(Required work)
Down to the last line, print the data that follows exactly, without its pictures.

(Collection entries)
________________________________________

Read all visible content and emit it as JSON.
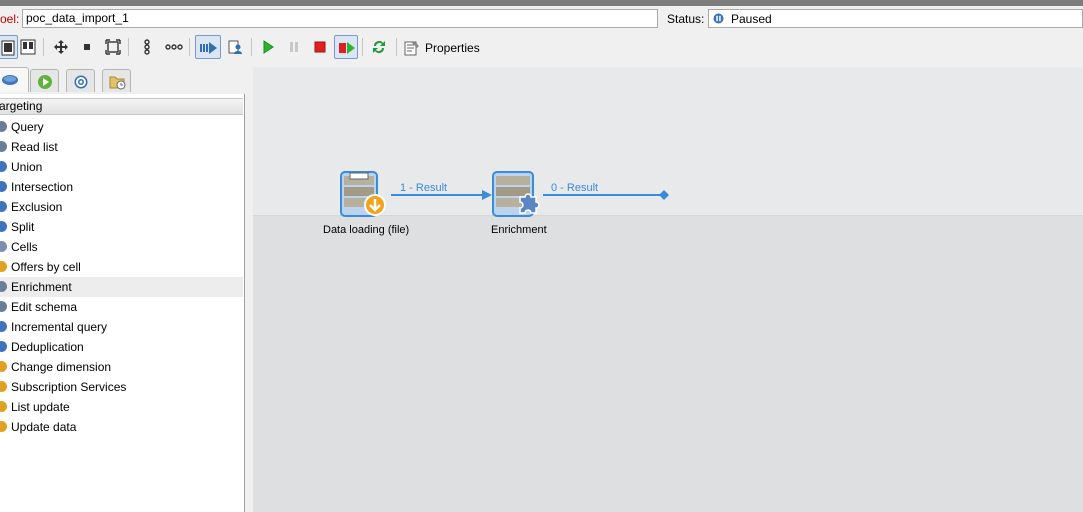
{
  "header": {
    "label_caption": "oel:",
    "label_value": "poc_data_import_1",
    "status_caption": "Status:",
    "status_value": "Paused"
  },
  "toolbar": {
    "properties_label": "Properties"
  },
  "palette": {
    "category": "argeting",
    "items": [
      {
        "label": "Query",
        "icon": "query-icon"
      },
      {
        "label": "Read list",
        "icon": "read-list-icon"
      },
      {
        "label": "Union",
        "icon": "union-icon"
      },
      {
        "label": "Intersection",
        "icon": "intersection-icon"
      },
      {
        "label": "Exclusion",
        "icon": "exclusion-icon"
      },
      {
        "label": "Split",
        "icon": "split-icon"
      },
      {
        "label": "Cells",
        "icon": "cells-icon"
      },
      {
        "label": "Offers by cell",
        "icon": "offers-icon"
      },
      {
        "label": "Enrichment",
        "icon": "enrichment-icon"
      },
      {
        "label": "Edit schema",
        "icon": "edit-schema-icon"
      },
      {
        "label": "Incremental query",
        "icon": "incremental-query-icon"
      },
      {
        "label": "Deduplication",
        "icon": "deduplication-icon"
      },
      {
        "label": "Change dimension",
        "icon": "change-dimension-icon"
      },
      {
        "label": "Subscription Services",
        "icon": "subscription-icon"
      },
      {
        "label": "List update",
        "icon": "list-update-icon"
      },
      {
        "label": "Update data",
        "icon": "update-data-icon"
      }
    ],
    "selected_index": 8
  },
  "workflow": {
    "nodes": [
      {
        "label": "Data loading (file)"
      },
      {
        "label": "Enrichment"
      }
    ],
    "transitions": [
      {
        "label": "1 - Result"
      },
      {
        "label": "0 - Result"
      }
    ]
  },
  "colors": {
    "transition": "#3a8bd8",
    "accent": "#2f6fb6",
    "label_red": "#c00000"
  }
}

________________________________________

(Task solution)
Read all visible content and emit it as JSON.
{
  "header": {
    "label_caption": "oel:",
    "label_value": "poc_data_import_1",
    "status_caption": "Status:",
    "status_value": "Paused"
  },
  "toolbar": {
    "properties_label": "Properties"
  },
  "palette": {
    "category": "argeting",
    "items": [
      {
        "label": "Query",
        "icon": "query-icon"
      },
      {
        "label": "Read list",
        "icon": "read-list-icon"
      },
      {
        "label": "Union",
        "icon": "union-icon"
      },
      {
        "label": "Intersection",
        "icon": "intersection-icon"
      },
      {
        "label": "Exclusion",
        "icon": "exclusion-icon"
      },
      {
        "label": "Split",
        "icon": "split-icon"
      },
      {
        "label": "Cells",
        "icon": "cells-icon"
      },
      {
        "label": "Offers by cell",
        "icon": "offers-icon"
      },
      {
        "label": "Enrichment",
        "icon": "enrichment-icon"
      },
      {
        "label": "Edit schema",
        "icon": "edit-schema-icon"
      },
      {
        "label": "Incremental query",
        "icon": "incremental-query-icon"
      },
      {
        "label": "Deduplication",
        "icon": "deduplication-icon"
      },
      {
        "label": "Change dimension",
        "icon": "change-dimension-icon"
      },
      {
        "label": "Subscription Services",
        "icon": "subscription-icon"
      },
      {
        "label": "List update",
        "icon": "list-update-icon"
      },
      {
        "label": "Update data",
        "icon": "update-data-icon"
      }
    ],
    "selected_index": 8
  },
  "workflow": {
    "nodes": [
      {
        "label": "Data loading (file)"
      },
      {
        "label": "Enrichment"
      }
    ],
    "transitions": [
      {
        "label": "1 - Result"
      },
      {
        "label": "0 - Result"
      }
    ]
  },
  "colors": {
    "transition": "#3a8bd8",
    "accent": "#2f6fb6",
    "label_red": "#c00000"
  }
}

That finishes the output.